Exercise: Which lines in the records below contain the word "options"? Return each of them.

Task material:
————————

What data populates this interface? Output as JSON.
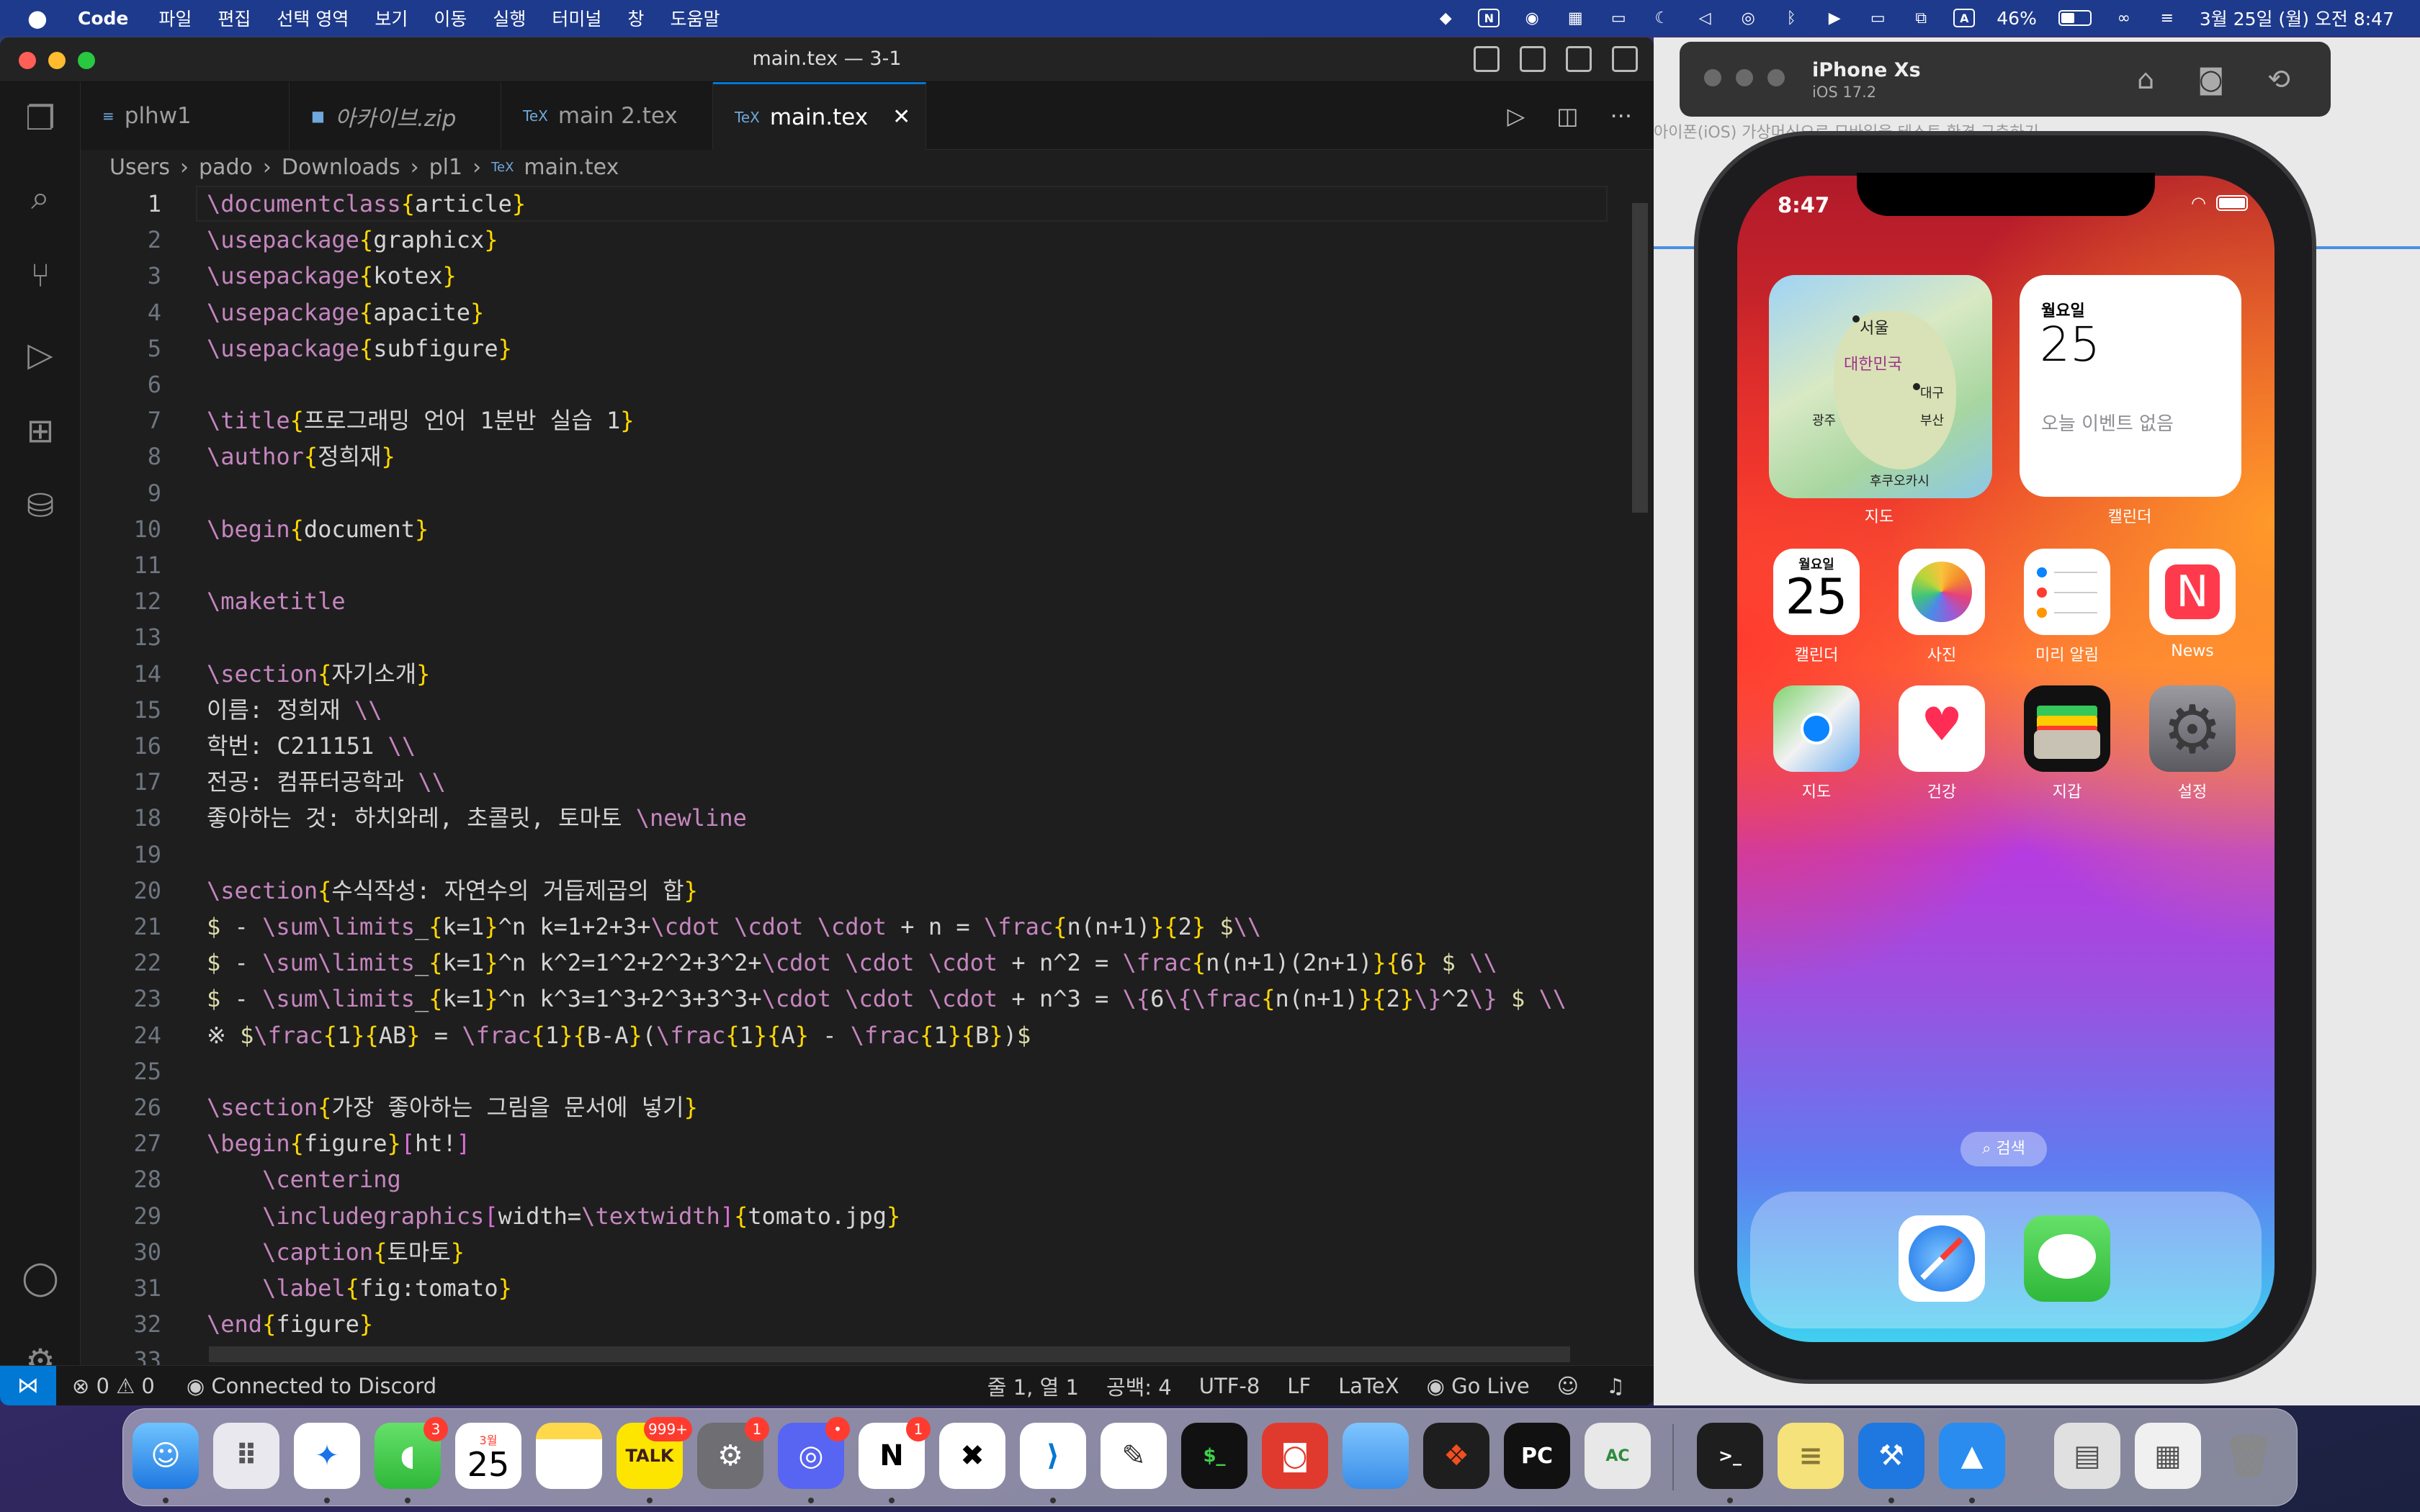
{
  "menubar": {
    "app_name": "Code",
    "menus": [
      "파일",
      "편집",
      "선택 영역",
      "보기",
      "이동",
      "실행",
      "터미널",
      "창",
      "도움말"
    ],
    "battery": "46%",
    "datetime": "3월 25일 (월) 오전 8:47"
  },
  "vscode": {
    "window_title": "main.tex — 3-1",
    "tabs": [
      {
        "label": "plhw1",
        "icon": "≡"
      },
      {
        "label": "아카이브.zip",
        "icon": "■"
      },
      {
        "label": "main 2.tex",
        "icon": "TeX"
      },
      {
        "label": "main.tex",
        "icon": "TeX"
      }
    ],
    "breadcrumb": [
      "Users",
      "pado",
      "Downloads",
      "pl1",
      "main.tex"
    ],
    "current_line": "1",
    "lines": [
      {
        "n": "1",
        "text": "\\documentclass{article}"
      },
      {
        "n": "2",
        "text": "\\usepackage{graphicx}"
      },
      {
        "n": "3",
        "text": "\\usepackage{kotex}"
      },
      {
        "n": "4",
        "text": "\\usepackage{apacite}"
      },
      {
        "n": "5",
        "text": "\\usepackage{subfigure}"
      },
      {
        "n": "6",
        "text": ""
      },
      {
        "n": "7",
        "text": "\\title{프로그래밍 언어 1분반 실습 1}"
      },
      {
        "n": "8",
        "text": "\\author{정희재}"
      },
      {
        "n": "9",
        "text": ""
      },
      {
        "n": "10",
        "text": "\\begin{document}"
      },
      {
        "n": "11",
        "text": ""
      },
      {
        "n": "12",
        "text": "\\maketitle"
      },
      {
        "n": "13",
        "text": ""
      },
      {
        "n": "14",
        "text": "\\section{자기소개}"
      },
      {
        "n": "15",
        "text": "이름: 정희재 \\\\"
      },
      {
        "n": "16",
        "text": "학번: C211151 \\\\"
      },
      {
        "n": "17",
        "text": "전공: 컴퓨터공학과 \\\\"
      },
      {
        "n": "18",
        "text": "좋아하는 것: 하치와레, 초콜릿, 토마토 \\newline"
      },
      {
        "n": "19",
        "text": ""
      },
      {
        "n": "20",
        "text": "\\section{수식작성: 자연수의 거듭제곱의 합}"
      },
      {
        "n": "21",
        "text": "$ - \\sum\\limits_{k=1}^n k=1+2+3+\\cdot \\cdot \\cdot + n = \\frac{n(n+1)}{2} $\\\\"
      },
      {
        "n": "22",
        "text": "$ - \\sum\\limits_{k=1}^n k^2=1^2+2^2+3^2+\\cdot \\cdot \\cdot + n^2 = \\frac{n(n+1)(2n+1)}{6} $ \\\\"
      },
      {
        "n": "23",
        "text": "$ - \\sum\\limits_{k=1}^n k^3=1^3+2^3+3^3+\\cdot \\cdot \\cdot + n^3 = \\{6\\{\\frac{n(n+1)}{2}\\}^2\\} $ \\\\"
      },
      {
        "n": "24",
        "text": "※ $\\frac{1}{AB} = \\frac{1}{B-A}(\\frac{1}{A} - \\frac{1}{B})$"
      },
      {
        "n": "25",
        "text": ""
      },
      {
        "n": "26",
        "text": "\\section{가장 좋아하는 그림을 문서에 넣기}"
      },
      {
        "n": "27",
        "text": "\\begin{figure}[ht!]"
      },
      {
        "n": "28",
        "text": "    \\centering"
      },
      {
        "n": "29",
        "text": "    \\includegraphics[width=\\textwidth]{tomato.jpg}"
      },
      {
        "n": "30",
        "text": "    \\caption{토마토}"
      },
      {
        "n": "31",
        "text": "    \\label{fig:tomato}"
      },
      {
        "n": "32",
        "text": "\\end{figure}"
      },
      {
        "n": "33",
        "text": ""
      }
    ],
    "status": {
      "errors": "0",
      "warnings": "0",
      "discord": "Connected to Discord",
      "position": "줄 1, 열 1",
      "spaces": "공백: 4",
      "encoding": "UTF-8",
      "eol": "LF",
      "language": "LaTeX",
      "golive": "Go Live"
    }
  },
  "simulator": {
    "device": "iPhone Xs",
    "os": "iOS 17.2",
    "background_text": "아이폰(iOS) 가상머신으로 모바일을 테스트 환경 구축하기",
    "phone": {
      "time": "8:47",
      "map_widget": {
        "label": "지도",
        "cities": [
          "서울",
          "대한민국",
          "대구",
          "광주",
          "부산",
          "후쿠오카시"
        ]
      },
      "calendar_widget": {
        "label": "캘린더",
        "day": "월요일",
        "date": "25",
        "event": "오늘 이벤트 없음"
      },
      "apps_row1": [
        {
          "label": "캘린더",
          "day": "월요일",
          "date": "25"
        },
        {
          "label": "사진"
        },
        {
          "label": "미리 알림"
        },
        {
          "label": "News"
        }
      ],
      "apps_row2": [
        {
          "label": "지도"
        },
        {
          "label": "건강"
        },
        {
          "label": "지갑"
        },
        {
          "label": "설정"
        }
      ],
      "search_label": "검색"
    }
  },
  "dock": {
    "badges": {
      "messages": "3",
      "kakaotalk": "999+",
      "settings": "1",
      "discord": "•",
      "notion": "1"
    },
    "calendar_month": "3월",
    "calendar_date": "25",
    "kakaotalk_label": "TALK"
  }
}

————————

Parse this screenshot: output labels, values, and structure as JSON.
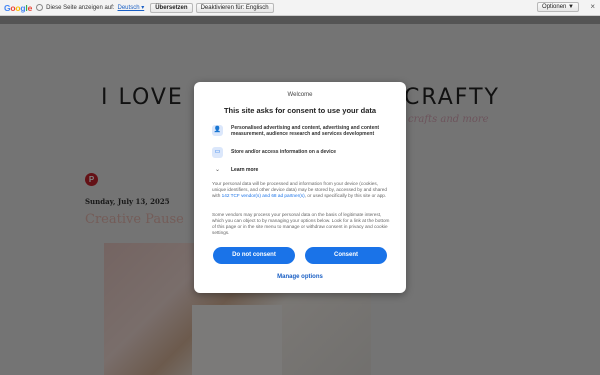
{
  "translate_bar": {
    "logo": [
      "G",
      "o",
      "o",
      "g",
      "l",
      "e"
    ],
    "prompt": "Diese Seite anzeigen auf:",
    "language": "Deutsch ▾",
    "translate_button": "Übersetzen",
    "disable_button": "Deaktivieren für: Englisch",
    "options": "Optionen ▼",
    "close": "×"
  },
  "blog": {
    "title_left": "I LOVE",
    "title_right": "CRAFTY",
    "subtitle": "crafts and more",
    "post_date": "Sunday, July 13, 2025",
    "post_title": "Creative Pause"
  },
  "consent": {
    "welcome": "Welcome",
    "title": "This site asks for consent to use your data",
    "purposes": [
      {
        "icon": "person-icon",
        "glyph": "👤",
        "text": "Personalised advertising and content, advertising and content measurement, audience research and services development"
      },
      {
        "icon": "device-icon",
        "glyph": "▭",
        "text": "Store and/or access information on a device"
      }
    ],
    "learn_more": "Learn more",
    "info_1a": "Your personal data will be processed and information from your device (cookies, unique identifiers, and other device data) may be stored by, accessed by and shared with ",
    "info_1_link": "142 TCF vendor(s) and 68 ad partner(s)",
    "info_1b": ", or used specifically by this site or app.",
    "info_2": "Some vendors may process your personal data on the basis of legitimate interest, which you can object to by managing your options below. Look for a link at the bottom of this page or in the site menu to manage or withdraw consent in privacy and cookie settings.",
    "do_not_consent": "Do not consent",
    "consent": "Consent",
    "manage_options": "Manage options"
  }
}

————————

Task result:
    "options": "Optionen ▼",
    "info_2": "Some vendors may process your personal data on the basis of legitimate interest, which you can object to by managing your options below. Look for a link at the bottom of this page or in the site menu to manage or withdraw consent in privacy and cookie settings.",
    "manage_options": "Manage options"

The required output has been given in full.